WHAT THE TASK REQUIRES:
Return only how many lines in the data include the string "username".

(MATERIAL FOR THIS EXERCISE)

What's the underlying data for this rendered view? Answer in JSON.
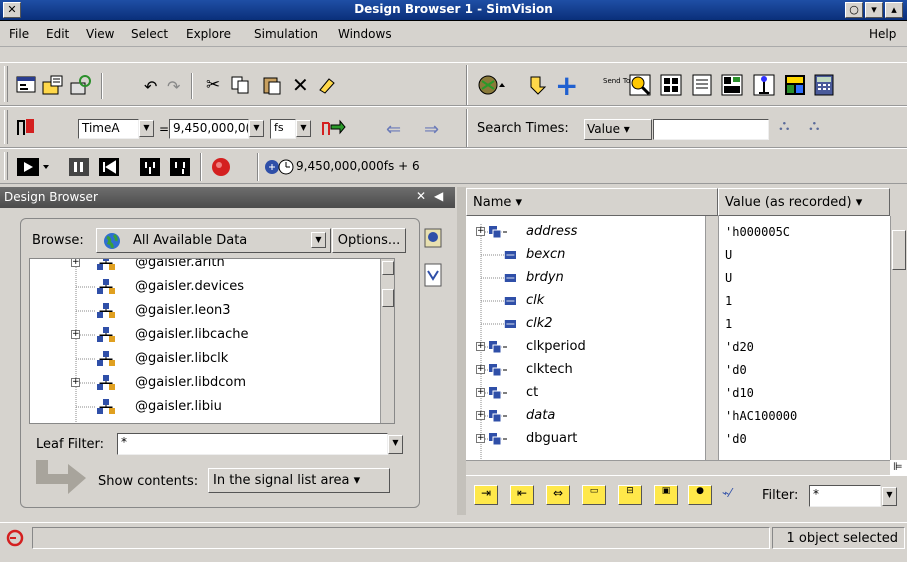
{
  "window": {
    "title": "Design Browser 1 - SimVision"
  },
  "menubar": {
    "items": [
      "File",
      "Edit",
      "View",
      "Select",
      "Explore",
      "Simulation",
      "Windows"
    ],
    "help": "Help"
  },
  "toolbar2": {
    "time_name": "TimeA",
    "time_eq": "=",
    "time_value": "9,450,000,0(",
    "time_unit": "fs",
    "search_label": "Search Times:",
    "search_mode": "Value",
    "search_value": ""
  },
  "toolbar1": {
    "send_to_label": "Send To:"
  },
  "toolbar3": {
    "current_time": "9,450,000,000fs + 6"
  },
  "design_browser": {
    "header": "Design Browser",
    "browse_label": "Browse:",
    "browse_value": "All Available Data",
    "options_label": "Options...",
    "tree": [
      {
        "label": "@gaisler.arith",
        "expander": true
      },
      {
        "label": "@gaisler.devices",
        "expander": false
      },
      {
        "label": "@gaisler.leon3",
        "expander": false
      },
      {
        "label": "@gaisler.libcache",
        "expander": true
      },
      {
        "label": "@gaisler.libclk",
        "expander": false
      },
      {
        "label": "@gaisler.libdcom",
        "expander": true
      },
      {
        "label": "@gaisler.libiu",
        "expander": false
      }
    ],
    "leaf_filter_label": "Leaf Filter:",
    "leaf_filter_value": "*",
    "show_contents_label": "Show contents:",
    "show_contents_value": "In the signal list area"
  },
  "signal_list": {
    "col_name": "Name",
    "col_value": "Value (as recorded)",
    "rows": [
      {
        "name": "address",
        "value": "'h000005C",
        "italic": true,
        "expander": true
      },
      {
        "name": "bexcn",
        "value": "U",
        "italic": true,
        "expander": false
      },
      {
        "name": "brdyn",
        "value": "U",
        "italic": true,
        "expander": false
      },
      {
        "name": "clk",
        "value": "1",
        "italic": true,
        "expander": false
      },
      {
        "name": "clk2",
        "value": "1",
        "italic": true,
        "expander": false
      },
      {
        "name": "clkperiod",
        "value": "'d20",
        "italic": false,
        "expander": true
      },
      {
        "name": "clktech",
        "value": "'d0",
        "italic": false,
        "expander": true
      },
      {
        "name": "ct",
        "value": "'d10",
        "italic": false,
        "expander": true
      },
      {
        "name": "data",
        "value": "'hAC100000",
        "italic": true,
        "expander": true
      },
      {
        "name": "dbguart",
        "value": "'d0",
        "italic": false,
        "expander": true
      }
    ],
    "filter_label": "Filter:",
    "filter_value": "*"
  },
  "status": {
    "text": "1 object selected"
  },
  "colors": {
    "title_bg": "#0a2f7a",
    "panel_header": "#5a5a5a",
    "stop_red": "#d42020"
  }
}
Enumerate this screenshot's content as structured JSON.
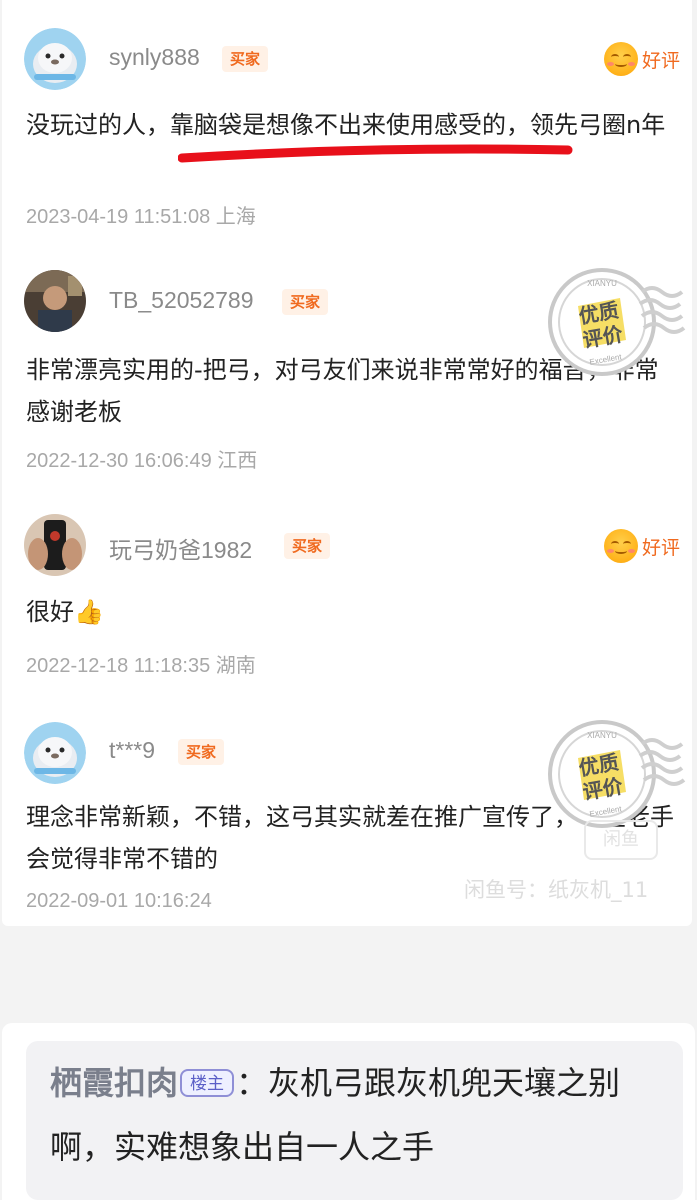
{
  "reviews": [
    {
      "username": "synly888",
      "badge": "买家",
      "rating": "好评",
      "content": "没玩过的人，靠脑袋是想像不出来使用感受的，领先弓圈n年",
      "meta": "2023-04-19 11:51:08 上海",
      "avatar": "seal-avatar"
    },
    {
      "username": "TB_52052789",
      "badge": "买家",
      "content": "非常漂亮实用的-把弓，对弓友们来说非常常好的福音，非常感谢老板",
      "meta": "2022-12-30 16:06:49 江西",
      "avatar": "photo-avatar",
      "stamp": {
        "top": "XIANYU",
        "line1": "优质",
        "line2": "评价",
        "bottom": "Excellent"
      }
    },
    {
      "username": "玩弓奶爸1982",
      "badge": "买家",
      "rating": "好评",
      "content": "很好👍",
      "meta": "2022-12-18 11:18:35 湖南",
      "avatar": "hand-avatar"
    },
    {
      "username": "t***9",
      "badge": "买家",
      "content": "理念非常新颖，不错，这弓其实就差在推广宣传了，一些老手会觉得非常不错的",
      "meta": "2022-09-01 10:16:24",
      "avatar": "seal-avatar",
      "stamp": {
        "top": "XIANYU",
        "line1": "优质",
        "line2": "评价",
        "bottom": "Excellent"
      }
    }
  ],
  "watermark": {
    "logo_text": "闲鱼",
    "id_text": "闲鱼号：纸灰机_11"
  },
  "reply": {
    "name": "栖霞扣肉",
    "owner_tag": "楼主",
    "text": "：灰机弓跟灰机兜天壤之别啊，实难想象出自一人之手"
  },
  "colors": {
    "badge": "#f06a1f",
    "underline": "#e8101a",
    "owner_tag": "#5b5fc7"
  }
}
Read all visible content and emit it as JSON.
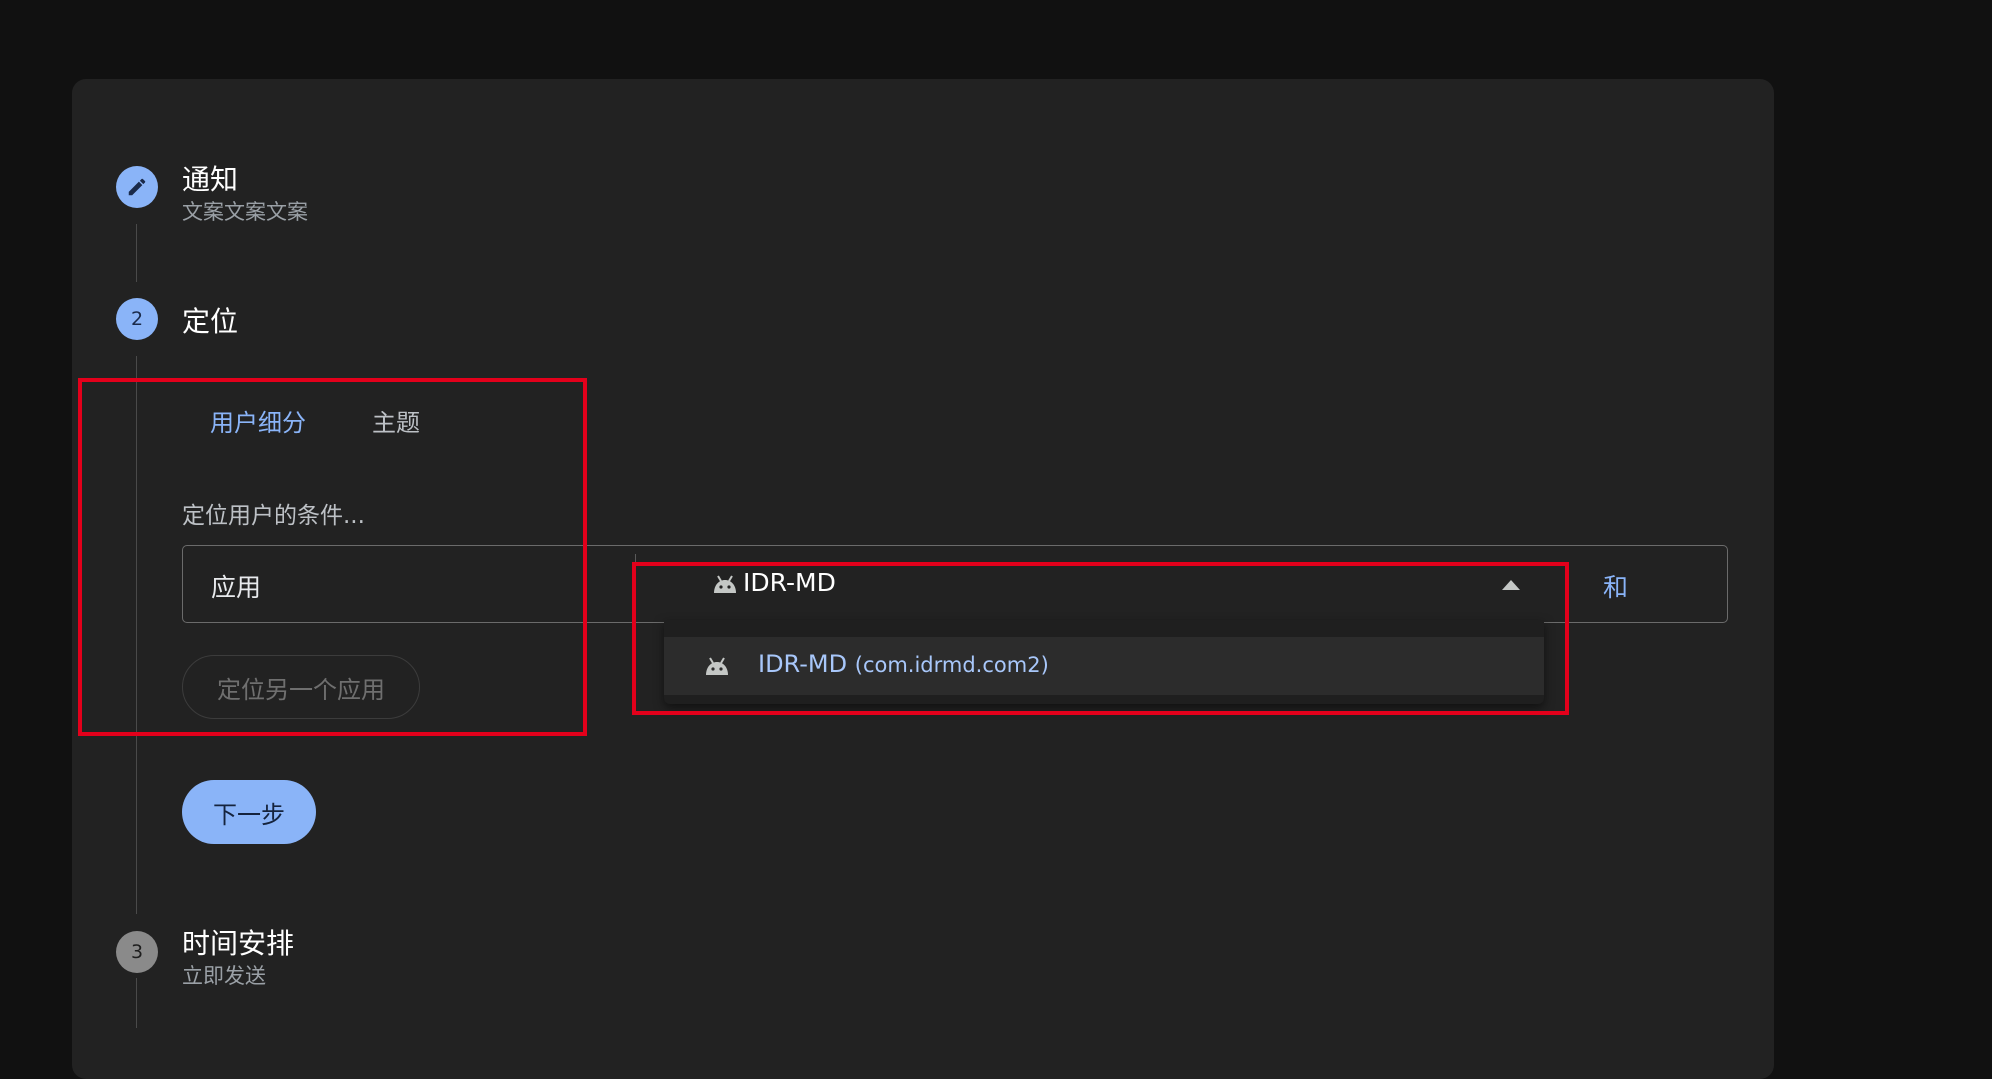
{
  "steps": [
    {
      "indicator": "",
      "title": "通知",
      "subtitle": "文案文案文案",
      "state": "completed-editable"
    },
    {
      "indicator": "2",
      "title": "定位",
      "subtitle": "",
      "state": "active"
    },
    {
      "indicator": "3",
      "title": "时间安排",
      "subtitle": "立即发送",
      "state": "inactive"
    }
  ],
  "targeting": {
    "tabs": [
      {
        "label": "用户细分",
        "selected": true
      },
      {
        "label": "主题",
        "selected": false
      }
    ],
    "condition_label": "定位用户的条件...",
    "row": {
      "key": "应用",
      "selected_value": "IDR-MD",
      "and_label": "和"
    },
    "dropdown_options": [
      {
        "name": "IDR-MD",
        "package": "(com.idrmd.com2)"
      }
    ],
    "another_app_label": "定位另一个应用",
    "next_label": "下一步"
  },
  "colors": {
    "accent": "#8ab4f8",
    "highlight": "#e3001b",
    "card": "#222222",
    "background": "#111111"
  },
  "icons": {
    "step1": "pencil-icon",
    "app": "android-icon",
    "select_toggle": "caret-up-icon"
  }
}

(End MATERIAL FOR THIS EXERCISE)

COMPLETED TASK:
4